As far back as I can remember, my mother has abhorred anything reptilian. The only good reptile is a belt...or purse...or shoe. Turtles, alligators, iguanas, all on the major ick list. But there's a special place in hell reserved for snakes.

When she was young, she spent summers out in the J'ville boonies with her two maiden aunts and their brother.

Her dog was acting crazy one day, trying to stop her from going to the outhouse, finally resorted to knocking her down, and there, curled up ready to strike in the tree root she was about to step over, was a rattler. Fair enough on the fear factor.

There were National Geographic magazines she never read because there was a snake on the cover.
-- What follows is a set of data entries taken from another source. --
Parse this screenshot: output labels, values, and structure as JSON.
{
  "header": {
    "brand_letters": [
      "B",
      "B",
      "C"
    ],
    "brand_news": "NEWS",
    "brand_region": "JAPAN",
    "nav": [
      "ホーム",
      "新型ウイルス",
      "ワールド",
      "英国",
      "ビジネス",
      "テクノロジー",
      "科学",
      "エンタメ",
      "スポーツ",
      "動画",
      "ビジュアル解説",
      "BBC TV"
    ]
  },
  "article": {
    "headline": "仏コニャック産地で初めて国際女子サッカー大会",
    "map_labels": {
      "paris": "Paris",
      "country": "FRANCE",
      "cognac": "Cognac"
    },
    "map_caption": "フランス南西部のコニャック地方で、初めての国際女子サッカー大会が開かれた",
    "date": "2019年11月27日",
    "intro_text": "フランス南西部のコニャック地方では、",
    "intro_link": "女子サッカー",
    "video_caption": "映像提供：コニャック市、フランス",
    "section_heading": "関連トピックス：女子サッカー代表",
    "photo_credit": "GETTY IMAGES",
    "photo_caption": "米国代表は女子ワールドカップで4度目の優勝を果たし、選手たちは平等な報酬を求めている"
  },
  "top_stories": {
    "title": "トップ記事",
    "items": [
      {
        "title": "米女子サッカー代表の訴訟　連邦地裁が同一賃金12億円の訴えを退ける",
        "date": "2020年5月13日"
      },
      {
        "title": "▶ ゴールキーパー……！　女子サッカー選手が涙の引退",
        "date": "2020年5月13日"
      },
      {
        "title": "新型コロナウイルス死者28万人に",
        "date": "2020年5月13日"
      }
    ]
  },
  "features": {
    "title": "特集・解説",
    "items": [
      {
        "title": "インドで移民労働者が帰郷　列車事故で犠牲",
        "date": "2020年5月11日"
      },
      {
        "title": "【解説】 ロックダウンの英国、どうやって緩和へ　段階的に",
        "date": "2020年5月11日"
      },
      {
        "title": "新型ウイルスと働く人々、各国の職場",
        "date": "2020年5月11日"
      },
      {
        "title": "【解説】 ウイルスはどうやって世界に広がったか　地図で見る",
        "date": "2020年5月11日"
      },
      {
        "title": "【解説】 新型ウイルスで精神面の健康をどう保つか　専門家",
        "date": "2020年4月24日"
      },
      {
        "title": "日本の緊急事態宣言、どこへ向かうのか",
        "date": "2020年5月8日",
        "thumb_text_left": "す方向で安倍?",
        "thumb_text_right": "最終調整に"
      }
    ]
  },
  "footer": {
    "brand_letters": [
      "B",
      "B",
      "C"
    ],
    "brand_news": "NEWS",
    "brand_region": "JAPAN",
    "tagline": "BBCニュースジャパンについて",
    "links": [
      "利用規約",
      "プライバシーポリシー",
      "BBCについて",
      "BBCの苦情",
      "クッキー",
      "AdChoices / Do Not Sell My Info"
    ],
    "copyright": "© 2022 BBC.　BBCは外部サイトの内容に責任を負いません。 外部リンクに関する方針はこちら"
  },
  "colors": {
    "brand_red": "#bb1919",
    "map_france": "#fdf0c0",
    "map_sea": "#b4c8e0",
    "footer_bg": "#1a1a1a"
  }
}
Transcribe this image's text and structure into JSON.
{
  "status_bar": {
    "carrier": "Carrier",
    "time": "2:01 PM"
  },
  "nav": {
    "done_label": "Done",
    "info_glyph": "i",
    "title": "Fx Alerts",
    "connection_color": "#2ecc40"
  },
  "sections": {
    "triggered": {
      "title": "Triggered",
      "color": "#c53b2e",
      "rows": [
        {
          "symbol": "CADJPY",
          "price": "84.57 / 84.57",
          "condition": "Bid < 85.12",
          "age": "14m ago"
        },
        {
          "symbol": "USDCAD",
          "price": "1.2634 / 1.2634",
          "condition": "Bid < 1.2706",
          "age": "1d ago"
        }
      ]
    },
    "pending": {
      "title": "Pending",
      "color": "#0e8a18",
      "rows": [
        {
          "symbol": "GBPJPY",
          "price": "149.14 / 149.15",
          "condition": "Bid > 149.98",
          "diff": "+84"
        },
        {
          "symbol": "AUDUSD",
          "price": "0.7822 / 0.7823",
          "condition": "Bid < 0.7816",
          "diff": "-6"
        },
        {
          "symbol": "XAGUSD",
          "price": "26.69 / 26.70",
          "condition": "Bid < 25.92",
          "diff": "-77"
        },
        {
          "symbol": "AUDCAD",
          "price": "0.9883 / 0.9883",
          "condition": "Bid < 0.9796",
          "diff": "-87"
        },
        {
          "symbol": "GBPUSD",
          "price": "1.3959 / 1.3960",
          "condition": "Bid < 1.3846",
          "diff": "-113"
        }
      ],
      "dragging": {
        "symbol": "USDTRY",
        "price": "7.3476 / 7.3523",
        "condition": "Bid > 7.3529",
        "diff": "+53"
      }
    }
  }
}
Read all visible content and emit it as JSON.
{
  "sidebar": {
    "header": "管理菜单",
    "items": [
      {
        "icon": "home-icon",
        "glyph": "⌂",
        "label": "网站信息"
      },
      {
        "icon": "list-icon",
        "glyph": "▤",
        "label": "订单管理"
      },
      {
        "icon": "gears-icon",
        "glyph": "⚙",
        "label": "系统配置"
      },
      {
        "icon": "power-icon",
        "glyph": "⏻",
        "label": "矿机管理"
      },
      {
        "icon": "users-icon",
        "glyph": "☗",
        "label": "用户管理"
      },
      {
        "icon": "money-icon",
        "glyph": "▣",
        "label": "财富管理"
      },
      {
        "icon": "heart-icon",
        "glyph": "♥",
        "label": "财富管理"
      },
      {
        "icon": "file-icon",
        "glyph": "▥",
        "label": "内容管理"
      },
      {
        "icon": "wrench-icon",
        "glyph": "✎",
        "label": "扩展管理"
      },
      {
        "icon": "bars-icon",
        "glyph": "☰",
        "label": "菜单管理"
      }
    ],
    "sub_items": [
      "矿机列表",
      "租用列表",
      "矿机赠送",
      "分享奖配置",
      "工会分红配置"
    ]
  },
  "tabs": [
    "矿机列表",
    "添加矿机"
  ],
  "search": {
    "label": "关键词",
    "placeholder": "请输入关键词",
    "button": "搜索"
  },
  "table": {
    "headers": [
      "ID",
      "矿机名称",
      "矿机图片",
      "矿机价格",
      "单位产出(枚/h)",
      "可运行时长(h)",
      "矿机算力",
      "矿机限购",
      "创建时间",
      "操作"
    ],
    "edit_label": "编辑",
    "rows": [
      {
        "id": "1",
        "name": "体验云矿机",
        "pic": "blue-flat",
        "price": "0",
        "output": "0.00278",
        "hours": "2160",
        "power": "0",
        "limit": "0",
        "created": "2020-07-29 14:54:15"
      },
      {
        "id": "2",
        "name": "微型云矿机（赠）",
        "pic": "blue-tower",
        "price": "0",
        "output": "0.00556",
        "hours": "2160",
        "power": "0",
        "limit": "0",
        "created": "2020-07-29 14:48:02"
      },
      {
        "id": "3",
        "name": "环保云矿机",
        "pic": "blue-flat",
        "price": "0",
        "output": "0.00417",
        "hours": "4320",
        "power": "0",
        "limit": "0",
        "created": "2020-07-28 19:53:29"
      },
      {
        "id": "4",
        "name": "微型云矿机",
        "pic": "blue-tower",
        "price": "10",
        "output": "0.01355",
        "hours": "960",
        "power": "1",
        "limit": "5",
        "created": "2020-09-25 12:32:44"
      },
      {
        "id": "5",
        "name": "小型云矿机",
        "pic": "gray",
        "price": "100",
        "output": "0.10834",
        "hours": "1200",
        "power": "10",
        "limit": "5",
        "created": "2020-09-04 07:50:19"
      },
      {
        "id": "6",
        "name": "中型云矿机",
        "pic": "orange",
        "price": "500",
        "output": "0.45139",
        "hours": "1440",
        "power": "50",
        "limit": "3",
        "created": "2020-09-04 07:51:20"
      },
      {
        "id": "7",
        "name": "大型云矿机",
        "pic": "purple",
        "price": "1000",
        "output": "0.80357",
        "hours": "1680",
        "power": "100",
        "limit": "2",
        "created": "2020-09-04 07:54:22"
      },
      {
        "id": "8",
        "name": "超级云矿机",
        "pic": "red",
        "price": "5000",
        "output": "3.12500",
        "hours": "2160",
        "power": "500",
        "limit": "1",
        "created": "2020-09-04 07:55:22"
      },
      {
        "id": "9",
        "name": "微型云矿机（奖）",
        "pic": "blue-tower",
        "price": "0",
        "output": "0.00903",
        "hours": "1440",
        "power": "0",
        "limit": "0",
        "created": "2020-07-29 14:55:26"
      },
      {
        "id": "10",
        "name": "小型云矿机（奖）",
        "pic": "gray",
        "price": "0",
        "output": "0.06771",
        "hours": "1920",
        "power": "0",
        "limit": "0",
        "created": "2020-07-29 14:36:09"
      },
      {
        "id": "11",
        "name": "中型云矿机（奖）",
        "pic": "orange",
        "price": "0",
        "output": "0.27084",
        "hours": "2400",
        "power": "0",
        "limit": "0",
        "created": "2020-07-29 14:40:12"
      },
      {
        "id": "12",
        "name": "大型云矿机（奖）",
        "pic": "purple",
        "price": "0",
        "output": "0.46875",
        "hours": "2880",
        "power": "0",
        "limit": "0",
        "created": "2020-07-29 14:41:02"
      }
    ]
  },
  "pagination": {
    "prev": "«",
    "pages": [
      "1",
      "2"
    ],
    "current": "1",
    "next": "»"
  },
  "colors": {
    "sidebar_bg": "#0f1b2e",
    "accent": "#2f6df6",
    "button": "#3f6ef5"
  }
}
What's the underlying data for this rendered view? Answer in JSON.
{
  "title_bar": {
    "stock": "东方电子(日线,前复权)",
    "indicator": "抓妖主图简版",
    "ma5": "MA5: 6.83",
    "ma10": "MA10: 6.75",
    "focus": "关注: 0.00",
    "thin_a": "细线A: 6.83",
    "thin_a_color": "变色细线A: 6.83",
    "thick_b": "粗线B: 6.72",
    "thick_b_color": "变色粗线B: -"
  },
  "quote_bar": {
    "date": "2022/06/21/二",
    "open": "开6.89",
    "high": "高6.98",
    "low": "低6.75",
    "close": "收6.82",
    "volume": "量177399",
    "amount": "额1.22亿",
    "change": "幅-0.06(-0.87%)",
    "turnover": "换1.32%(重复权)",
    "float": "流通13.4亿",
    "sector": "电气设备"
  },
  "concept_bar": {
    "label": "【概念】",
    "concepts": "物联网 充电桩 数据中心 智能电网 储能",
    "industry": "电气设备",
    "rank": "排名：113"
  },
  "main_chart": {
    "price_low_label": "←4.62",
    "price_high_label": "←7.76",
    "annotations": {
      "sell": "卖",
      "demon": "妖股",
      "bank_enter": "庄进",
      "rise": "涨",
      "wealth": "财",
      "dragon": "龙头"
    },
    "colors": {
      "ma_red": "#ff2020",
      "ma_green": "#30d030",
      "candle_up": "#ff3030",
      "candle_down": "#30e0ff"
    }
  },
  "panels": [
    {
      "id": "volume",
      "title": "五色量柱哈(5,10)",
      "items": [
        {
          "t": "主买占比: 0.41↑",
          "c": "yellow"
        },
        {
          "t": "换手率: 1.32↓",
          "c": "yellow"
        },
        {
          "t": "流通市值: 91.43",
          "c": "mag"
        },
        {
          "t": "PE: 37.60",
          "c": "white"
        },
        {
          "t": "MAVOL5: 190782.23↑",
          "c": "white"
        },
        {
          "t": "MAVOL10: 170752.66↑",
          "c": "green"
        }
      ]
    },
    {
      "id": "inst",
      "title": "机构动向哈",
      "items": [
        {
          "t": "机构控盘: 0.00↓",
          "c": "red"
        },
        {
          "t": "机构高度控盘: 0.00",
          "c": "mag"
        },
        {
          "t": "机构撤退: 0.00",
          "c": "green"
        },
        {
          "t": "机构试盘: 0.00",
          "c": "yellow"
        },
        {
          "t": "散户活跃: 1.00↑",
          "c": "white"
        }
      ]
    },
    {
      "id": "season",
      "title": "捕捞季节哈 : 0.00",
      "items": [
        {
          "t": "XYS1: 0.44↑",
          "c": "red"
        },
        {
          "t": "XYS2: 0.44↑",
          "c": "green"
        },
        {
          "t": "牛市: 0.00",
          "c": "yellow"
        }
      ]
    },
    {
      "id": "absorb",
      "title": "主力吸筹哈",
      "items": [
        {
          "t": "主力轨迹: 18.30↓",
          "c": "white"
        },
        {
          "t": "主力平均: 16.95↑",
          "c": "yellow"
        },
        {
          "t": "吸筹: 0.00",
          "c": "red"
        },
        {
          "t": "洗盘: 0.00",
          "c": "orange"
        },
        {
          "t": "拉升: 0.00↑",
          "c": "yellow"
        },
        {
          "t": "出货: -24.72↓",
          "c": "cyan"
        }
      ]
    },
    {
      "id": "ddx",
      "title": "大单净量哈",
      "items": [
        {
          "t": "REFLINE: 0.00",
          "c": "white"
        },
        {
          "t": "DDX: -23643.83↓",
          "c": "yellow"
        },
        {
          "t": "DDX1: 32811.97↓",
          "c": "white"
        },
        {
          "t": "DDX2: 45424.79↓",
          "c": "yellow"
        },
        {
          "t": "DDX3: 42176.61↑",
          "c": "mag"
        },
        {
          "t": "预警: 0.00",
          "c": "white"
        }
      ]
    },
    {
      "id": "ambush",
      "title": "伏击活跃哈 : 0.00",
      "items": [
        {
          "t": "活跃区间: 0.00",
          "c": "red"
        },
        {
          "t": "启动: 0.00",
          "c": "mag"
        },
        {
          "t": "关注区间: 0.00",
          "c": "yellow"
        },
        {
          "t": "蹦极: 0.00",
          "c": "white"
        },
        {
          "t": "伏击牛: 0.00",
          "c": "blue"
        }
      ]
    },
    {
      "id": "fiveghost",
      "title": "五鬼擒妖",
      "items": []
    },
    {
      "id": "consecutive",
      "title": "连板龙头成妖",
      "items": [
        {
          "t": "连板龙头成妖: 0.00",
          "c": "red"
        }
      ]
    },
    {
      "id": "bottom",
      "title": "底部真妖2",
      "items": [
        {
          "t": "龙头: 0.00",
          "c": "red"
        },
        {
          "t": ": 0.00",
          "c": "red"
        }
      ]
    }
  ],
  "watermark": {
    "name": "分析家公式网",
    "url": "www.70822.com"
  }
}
If anything snakey came on TV, which was often, because my dad loved him some Mutual of Omaha's Wild Kingdom, Mom would pick her feet up off the floor, accompanied by a little scream. We're talking snakes period, not just rattlers, because even plain old garter snakes were evil and capable of climbing out of the television into our living room.

When we lived in Guam, my father was at sea for months at a time and I got to wear the coveted (not) mantle of designated gecko killer (first born short straw again!). For those of you uninitiated with geckos,
they don't just sell car insurance, they can crawl on the ceiling and are very, very fast. So I'm seven, standing on really tall ladders trying to kill something I secretly think is cool, while my mother hysterically points out each new hiding place of the soon to be [she hopes] doomed gecko. By the time I drag the ladder over there, it's moved. And my mother's voice has gone up an octave. Good times.

Because I was a kindly child, I tried to free my mom from the bondage of her phobia by helpfully bringing in objects of her fear - to show her they were really fun and neat!
From the banana tree next to the carport, came an anole lizard
that was tethered to me by a piece of thread (totally safe for viewing). Let me just say it was a good thing I was a fast mover back then (like a gecko), as my father, who happened to be in port, did not find any redemptive value in my actions, if you catch my drift. I'm sure Mom needed an Atavan or five (or whatever the 1960's equivalent was) after that therapy episode.

Then, while visiting the very relatives in FL where she almost was snake bit, I, loving, caring child that I am, bring a snake SKIN into the house. Not anything living mind you - I learned that lesson. It was winter and cold outside (for Florida), the kitchen was very warm from delicious cooking activities, and when I walk into the house, my glasses fogged up. Hilarity of the Keystone Kop variety then ensued - a horde of stampeding screaming women out to kill me as I tried to find the back door in a house I was unfamiliar with while basically blind.
Note to self - even though entirely devoid of snake, snake skins are b.a.d. unless they are articles of wearing apparel.

Fast forward to present day. Imagine my surprise when J., the activities director at Wynwood, said Mom had held a snake. But not some run of the mill tiny ole garter snake either. A boa. And not just held it either - had her picture taken with it draped around her neck. Wish I had the picture.

Finally discovered the up side of dementia - curing phobias!

1 comment:

  1. Ugh, I am right there with your mom that snakes and lizards are the worst. Once we had a snake in our summer rental house and I still have nightmares about it. Maybe I'll be like the Crocodile Hunter once I start to lose it!